By Erica Faber – Orchard Productivity Manager
Excessive copper can affect the uptake of phosphorus, zinc, manganese and iron, resulting in low levels within the plant contributing to poorer performance and yield. High levels of copper have also been found to inhibit root growth as well as have an adverse effect on beneficial fungi (which suppress phytophthora), bacteria, protozoa and earthworms. Copper-based fungicides however are an effective means of improving packouts and returns by controlling fungal diseases such as anthracnose, post-harvest rots etc. Until alternative, effective controls are found, it seems they are our only option. So, what can we as growers do to ensure we try minimize these negative side effects.
These are some suggestions for avoiding elevated levels of copper and their side effects within our orchards:

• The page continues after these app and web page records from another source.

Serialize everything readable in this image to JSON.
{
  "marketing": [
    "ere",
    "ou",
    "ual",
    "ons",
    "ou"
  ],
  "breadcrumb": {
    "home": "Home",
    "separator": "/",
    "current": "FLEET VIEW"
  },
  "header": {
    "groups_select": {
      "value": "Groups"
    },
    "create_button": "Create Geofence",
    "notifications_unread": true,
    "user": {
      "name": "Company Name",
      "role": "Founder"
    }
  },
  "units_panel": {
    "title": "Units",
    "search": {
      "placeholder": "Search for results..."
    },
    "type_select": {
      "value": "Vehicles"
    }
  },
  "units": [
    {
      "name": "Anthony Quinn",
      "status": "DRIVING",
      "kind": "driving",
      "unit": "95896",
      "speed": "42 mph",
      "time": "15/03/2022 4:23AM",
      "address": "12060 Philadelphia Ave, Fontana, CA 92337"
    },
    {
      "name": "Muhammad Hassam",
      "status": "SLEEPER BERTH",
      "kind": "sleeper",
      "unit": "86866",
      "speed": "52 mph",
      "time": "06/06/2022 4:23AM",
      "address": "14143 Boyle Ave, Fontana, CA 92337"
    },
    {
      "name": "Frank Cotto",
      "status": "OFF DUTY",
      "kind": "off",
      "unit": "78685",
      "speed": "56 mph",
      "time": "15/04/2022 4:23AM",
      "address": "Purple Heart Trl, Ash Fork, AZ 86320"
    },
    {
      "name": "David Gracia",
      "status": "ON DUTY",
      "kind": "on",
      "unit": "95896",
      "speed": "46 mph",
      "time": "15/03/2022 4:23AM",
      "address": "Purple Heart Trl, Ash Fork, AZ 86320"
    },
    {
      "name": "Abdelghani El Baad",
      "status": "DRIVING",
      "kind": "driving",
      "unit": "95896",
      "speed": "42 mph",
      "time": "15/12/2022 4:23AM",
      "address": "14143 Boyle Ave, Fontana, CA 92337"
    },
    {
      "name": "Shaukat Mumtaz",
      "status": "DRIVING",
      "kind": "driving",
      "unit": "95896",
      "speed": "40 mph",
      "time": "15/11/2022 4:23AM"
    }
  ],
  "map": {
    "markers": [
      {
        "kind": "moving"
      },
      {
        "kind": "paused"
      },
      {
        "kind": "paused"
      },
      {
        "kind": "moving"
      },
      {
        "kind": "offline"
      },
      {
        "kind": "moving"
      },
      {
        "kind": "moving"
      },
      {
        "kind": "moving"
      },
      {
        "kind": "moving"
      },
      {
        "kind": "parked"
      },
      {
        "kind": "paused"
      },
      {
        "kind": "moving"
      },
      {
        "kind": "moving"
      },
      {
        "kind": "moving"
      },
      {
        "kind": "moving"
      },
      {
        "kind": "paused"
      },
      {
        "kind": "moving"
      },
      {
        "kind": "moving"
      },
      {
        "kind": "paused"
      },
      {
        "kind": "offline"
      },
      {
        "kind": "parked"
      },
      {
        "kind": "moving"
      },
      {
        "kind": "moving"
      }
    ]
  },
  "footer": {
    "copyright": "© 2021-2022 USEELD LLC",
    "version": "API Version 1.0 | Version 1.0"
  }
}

Firstly, by managing orchard sanitation, we can reduce the source of fungal inoculum in orchards by chipping or mulching the old prunings and by removing windfall fruit from the orchard floor. This will lower the incidence of anthracnose and post-harvest rots and will reduce the amount of copper sprays eventually required for the control of these fungal diseases.
Pruning also plays an integral part in reducing the severity of these fungal diseases by allowing better air movement throughout the canopy, thereby improving drying conditions.
Calcium sprays onto young developing fruit will be absorbed by the fruit and ensure improved fruit quality as well as strengthened cell walls. These strengthened cell walls are more resilient to penetration of the fungal hyphae as well as post-harvest bruising. Remember though that Boron also affects calcium absorption, so this needs to be in balance for the calcium to be effective.
Limit the copper ion concentration on plant surfaces by using copper products that are relatively insoluble in water, i.e. fixed copper.